What you will do: Give back the data exactly, with no images.

Extracted records:
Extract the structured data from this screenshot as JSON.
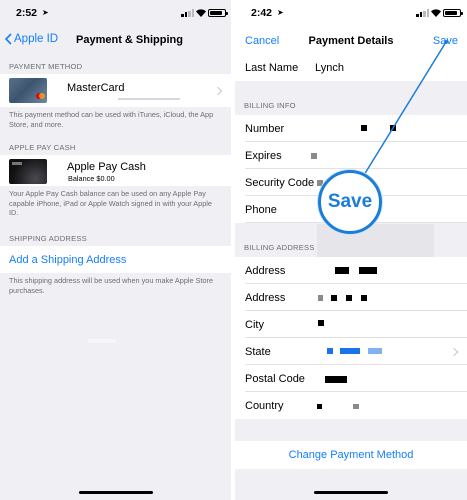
{
  "left": {
    "status": {
      "time": "2:52"
    },
    "nav": {
      "back_label": "Apple ID",
      "title": "Payment & Shipping"
    },
    "payment_method": {
      "header": "PAYMENT METHOD",
      "card_name": "MasterCard",
      "footer": "This payment method can be used with iTunes, iCloud, the App Store, and more."
    },
    "apple_pay_cash": {
      "header": "APPLE PAY CASH",
      "title": "Apple Pay Cash",
      "balance": "Balance $0.00",
      "footer": "Your Apple Pay Cash balance can be used on any Apple Pay capable iPhone, iPad or Apple Watch signed in with your Apple ID."
    },
    "shipping": {
      "header": "SHIPPING ADDRESS",
      "add_label": "Add a Shipping Address",
      "footer": "This shipping address will be used when you make Apple Store purchases."
    }
  },
  "right": {
    "status": {
      "time": "2:42"
    },
    "nav": {
      "cancel_label": "Cancel",
      "title": "Payment Details",
      "save_label": "Save"
    },
    "last_name": {
      "label": "Last Name",
      "value": "Lynch"
    },
    "billing_info": {
      "header": "BILLING INFO",
      "fields": [
        "Number",
        "Expires",
        "Security Code",
        "Phone"
      ]
    },
    "billing_address": {
      "header": "BILLING ADDRESS",
      "fields": [
        "Address",
        "Address",
        "City",
        "State",
        "Postal Code",
        "Country"
      ]
    },
    "callout_label": "Save",
    "change_label": "Change Payment Method"
  },
  "colors": {
    "accent": "#147efb",
    "callout": "#1a7ed9",
    "background": "#efeff4"
  }
}
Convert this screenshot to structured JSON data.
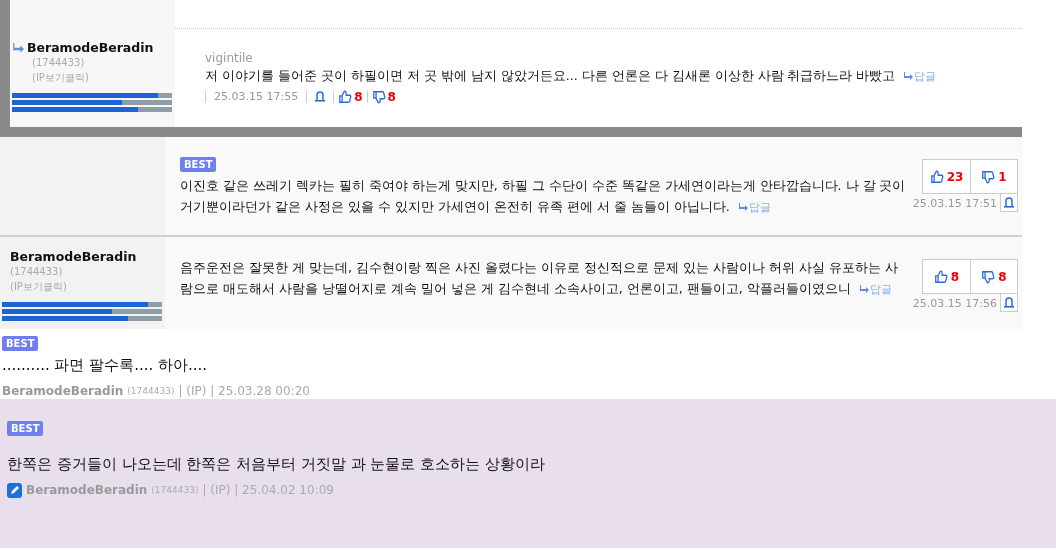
{
  "reply_comment": {
    "author": {
      "name": "BeramodeBeradin",
      "id": "(1744433)",
      "ip": "(IP보기클릭)",
      "bars": [
        {
          "level": 0.91
        },
        {
          "level": 0.69
        },
        {
          "level": 0.79
        }
      ]
    },
    "nickname": "vigintile",
    "text": "저 이야기를 들어준 곳이 하필이면 저 곳 밖에 남지 않았거든요... 다른 언론은 다 김새론 이상한 사람 취급하느라 바빴고",
    "reply_label": "답글",
    "time": "25.03.15 17:55",
    "up": "8",
    "down": "8"
  },
  "comments": [
    {
      "badge": "BEST",
      "text": "이진호 같은 쓰레기 렉카는 필히 죽여야 하는게 맞지만, 하필 그 수단이 수준 똑같은 가세연이라는게 안타깝습니다. 나 갈 곳이 거기뿐이라던가 같은 사정은 있을 수 있지만 가세연이 온전히 유족 편에 서 줄 놈들이 아닙니다.",
      "reply_label": "답글",
      "up": "23",
      "down": "1",
      "time": "25.03.15 17:51"
    },
    {
      "author": {
        "name": "BeramodeBeradin",
        "id": "(1744433)",
        "ip": "(IP보기클릭)",
        "bars": [
          {
            "level": 0.91
          },
          {
            "level": 0.69
          },
          {
            "level": 0.79
          }
        ]
      },
      "text": "음주운전은 잘못한 게 맞는데, 김수현이랑 찍은 사진 올렸다는 이유로 정신적으로 문제 있는 사람이나 허위 사실 유포하는 사람으로 매도해서 사람을 낭떨어지로 계속 밀어 넣은 게 김수현네 소속사이고, 언론이고, 팬들이고, 악플러들이였으니",
      "reply_label": "답글",
      "up": "8",
      "down": "8",
      "time": "25.03.15 17:56"
    }
  ],
  "best_comments": [
    {
      "badge": "BEST",
      "highlighted": false,
      "author_icon": false,
      "text": ".......... 파면 팔수록.... 하아....",
      "author": "BeramodeBeradin",
      "id": "(1744433)",
      "meta": "| (IP) | 25.03.28 00:20"
    },
    {
      "badge": "BEST",
      "highlighted": true,
      "author_icon": true,
      "text": "한쪽은 증거들이 나오는데 한쪽은 처음부터 거짓말 과 눈물로 호소하는 상황이라",
      "author": "BeramodeBeradin",
      "id": "(1744433)",
      "meta": "| (IP) | 25.04.02 10:09"
    }
  ]
}
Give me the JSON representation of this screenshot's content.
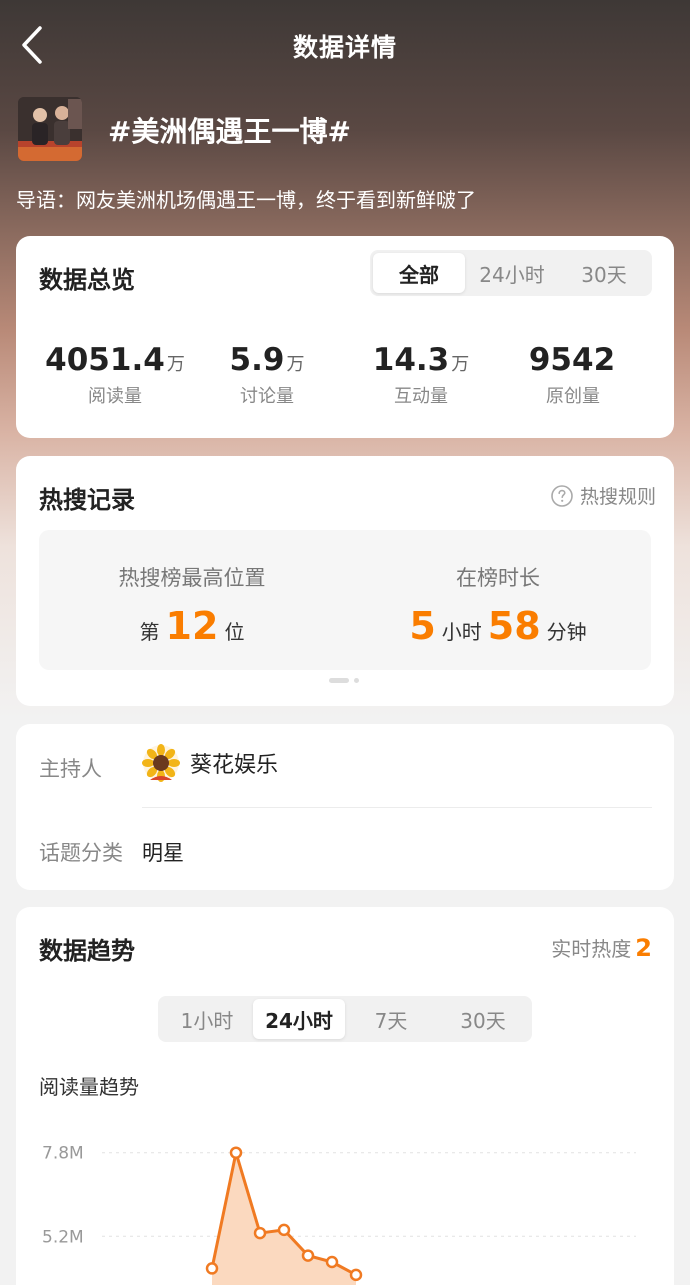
{
  "header": {
    "title": "数据详情"
  },
  "topic": {
    "title": "#美洲偶遇王一博#",
    "intro": "导语：网友美洲机场偶遇王一博，终于看到新鲜啵了"
  },
  "overview": {
    "title": "数据总览",
    "tabs": [
      "全部",
      "24小时",
      "30天"
    ],
    "stats": [
      {
        "value": "4051.4",
        "unit": "万",
        "label": "阅读量"
      },
      {
        "value": "5.9",
        "unit": "万",
        "label": "讨论量"
      },
      {
        "value": "14.3",
        "unit": "万",
        "label": "互动量"
      },
      {
        "value": "9542",
        "unit": "",
        "label": "原创量"
      }
    ]
  },
  "hot_search": {
    "title": "热搜记录",
    "rules_label": "热搜规则",
    "highest_label": "热搜榜最高位置",
    "rank_prefix": "第",
    "rank_value": "12",
    "rank_suffix": "位",
    "duration_label": "在榜时长",
    "hours": "5",
    "hours_unit": "小时",
    "minutes": "58",
    "minutes_unit": "分钟"
  },
  "info": {
    "host_label": "主持人",
    "host_name": "葵花娱乐",
    "category_label": "话题分类",
    "category_value": "明星"
  },
  "trend": {
    "title": "数据趋势",
    "realtime_label": "实时热度",
    "realtime_value": "2",
    "tabs": [
      "1小时",
      "24小时",
      "7天",
      "30天"
    ],
    "chart_title": "阅读量趋势"
  },
  "colors": {
    "accent": "#fa7d00",
    "chart_line": "#f07a22",
    "chart_fill": "#fbd9bf"
  },
  "chart_data": {
    "type": "area",
    "title": "阅读量趋势",
    "y_tick_labels": [
      "7.8M",
      "5.2M"
    ],
    "y_ticks": [
      7.8,
      5.2
    ],
    "ylim": [
      3.0,
      8.6
    ],
    "y_unit": "M",
    "series": [
      {
        "values": [
          4.2,
          7.8,
          5.3,
          5.4,
          4.6,
          4.4,
          4.0
        ]
      }
    ],
    "grid": true,
    "legend": "none"
  }
}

Response:
Extract the structured data from this screenshot as JSON.
{
  "left": {
    "status": {
      "time": "2:52"
    },
    "nav": {
      "back_label": "Apple ID",
      "title": "Payment & Shipping"
    },
    "payment_method": {
      "header": "PAYMENT METHOD",
      "card_name": "MasterCard",
      "footer": "This payment method can be used with iTunes, iCloud, the App Store, and more."
    },
    "apple_pay_cash": {
      "header": "APPLE PAY CASH",
      "title": "Apple Pay Cash",
      "balance": "Balance $0.00",
      "footer": "Your Apple Pay Cash balance can be used on any Apple Pay capable iPhone, iPad or Apple Watch signed in with your Apple ID."
    },
    "shipping": {
      "header": "SHIPPING ADDRESS",
      "add_label": "Add a Shipping Address",
      "footer": "This shipping address will be used when you make Apple Store purchases."
    }
  },
  "right": {
    "status": {
      "time": "2:42"
    },
    "nav": {
      "cancel_label": "Cancel",
      "title": "Payment Details",
      "save_label": "Save"
    },
    "last_name": {
      "label": "Last Name",
      "value": "Lynch"
    },
    "billing_info": {
      "header": "BILLING INFO",
      "fields": [
        "Number",
        "Expires",
        "Security Code",
        "Phone"
      ]
    },
    "billing_address": {
      "header": "BILLING ADDRESS",
      "fields": [
        "Address",
        "Address",
        "City",
        "State",
        "Postal Code",
        "Country"
      ]
    },
    "callout_label": "Save",
    "change_label": "Change Payment Method"
  },
  "colors": {
    "accent": "#147efb",
    "callout": "#1a7ed9",
    "background": "#efeff4"
  }
}
Convert this screenshot to structured JSON data.
{
  "reply_comment": {
    "author": {
      "name": "BeramodeBeradin",
      "id": "(1744433)",
      "ip": "(IP보기클릭)",
      "bars": [
        {
          "level": 0.91
        },
        {
          "level": 0.69
        },
        {
          "level": 0.79
        }
      ]
    },
    "nickname": "vigintile",
    "text": "저 이야기를 들어준 곳이 하필이면 저 곳 밖에 남지 않았거든요... 다른 언론은 다 김새론 이상한 사람 취급하느라 바빴고",
    "reply_label": "답글",
    "time": "25.03.15 17:55",
    "up": "8",
    "down": "8"
  },
  "comments": [
    {
      "badge": "BEST",
      "text": "이진호 같은 쓰레기 렉카는 필히 죽여야 하는게 맞지만, 하필 그 수단이 수준 똑같은 가세연이라는게 안타깝습니다. 나 갈 곳이 거기뿐이라던가 같은 사정은 있을 수 있지만 가세연이 온전히 유족 편에 서 줄 놈들이 아닙니다.",
      "reply_label": "답글",
      "up": "23",
      "down": "1",
      "time": "25.03.15 17:51"
    },
    {
      "author": {
        "name": "BeramodeBeradin",
        "id": "(1744433)",
        "ip": "(IP보기클릭)",
        "bars": [
          {
            "level": 0.91
          },
          {
            "level": 0.69
          },
          {
            "level": 0.79
          }
        ]
      },
      "text": "음주운전은 잘못한 게 맞는데, 김수현이랑 찍은 사진 올렸다는 이유로 정신적으로 문제 있는 사람이나 허위 사실 유포하는 사람으로 매도해서 사람을 낭떨어지로 계속 밀어 넣은 게 김수현네 소속사이고, 언론이고, 팬들이고, 악플러들이였으니",
      "reply_label": "답글",
      "up": "8",
      "down": "8",
      "time": "25.03.15 17:56"
    }
  ],
  "best_comments": [
    {
      "badge": "BEST",
      "highlighted": false,
      "author_icon": false,
      "text": ".......... 파면 팔수록.... 하아....",
      "author": "BeramodeBeradin",
      "id": "(1744433)",
      "meta": "| (IP) | 25.03.28 00:20"
    },
    {
      "badge": "BEST",
      "highlighted": true,
      "author_icon": true,
      "text": "한쪽은 증거들이 나오는데 한쪽은 처음부터 거짓말 과 눈물로 호소하는 상황이라",
      "author": "BeramodeBeradin",
      "id": "(1744433)",
      "meta": "| (IP) | 25.04.02 10:09"
    }
  ]
}
Give me the JSON representation of this screenshot's content.
{
  "header": {
    "title": "数据详情"
  },
  "topic": {
    "title": "#美洲偶遇王一博#",
    "intro": "导语：网友美洲机场偶遇王一博，终于看到新鲜啵了"
  },
  "overview": {
    "title": "数据总览",
    "tabs": [
      "全部",
      "24小时",
      "30天"
    ],
    "stats": [
      {
        "value": "4051.4",
        "unit": "万",
        "label": "阅读量"
      },
      {
        "value": "5.9",
        "unit": "万",
        "label": "讨论量"
      },
      {
        "value": "14.3",
        "unit": "万",
        "label": "互动量"
      },
      {
        "value": "9542",
        "unit": "",
        "label": "原创量"
      }
    ]
  },
  "hot_search": {
    "title": "热搜记录",
    "rules_label": "热搜规则",
    "highest_label": "热搜榜最高位置",
    "rank_prefix": "第",
    "rank_value": "12",
    "rank_suffix": "位",
    "duration_label": "在榜时长",
    "hours": "5",
    "hours_unit": "小时",
    "minutes": "58",
    "minutes_unit": "分钟"
  },
  "info": {
    "host_label": "主持人",
    "host_name": "葵花娱乐",
    "category_label": "话题分类",
    "category_value": "明星"
  },
  "trend": {
    "title": "数据趋势",
    "realtime_label": "实时热度",
    "realtime_value": "2",
    "tabs": [
      "1小时",
      "24小时",
      "7天",
      "30天"
    ],
    "chart_title": "阅读量趋势"
  },
  "colors": {
    "accent": "#fa7d00",
    "chart_line": "#f07a22",
    "chart_fill": "#fbd9bf"
  },
  "chart_data": {
    "type": "area",
    "title": "阅读量趋势",
    "y_tick_labels": [
      "7.8M",
      "5.2M"
    ],
    "y_ticks": [
      7.8,
      5.2
    ],
    "ylim": [
      3.0,
      8.6
    ],
    "y_unit": "M",
    "series": [
      {
        "values": [
          4.2,
          7.8,
          5.3,
          5.4,
          4.6,
          4.4,
          4.0
        ]
      }
    ],
    "grid": true,
    "legend": "none"
  }
}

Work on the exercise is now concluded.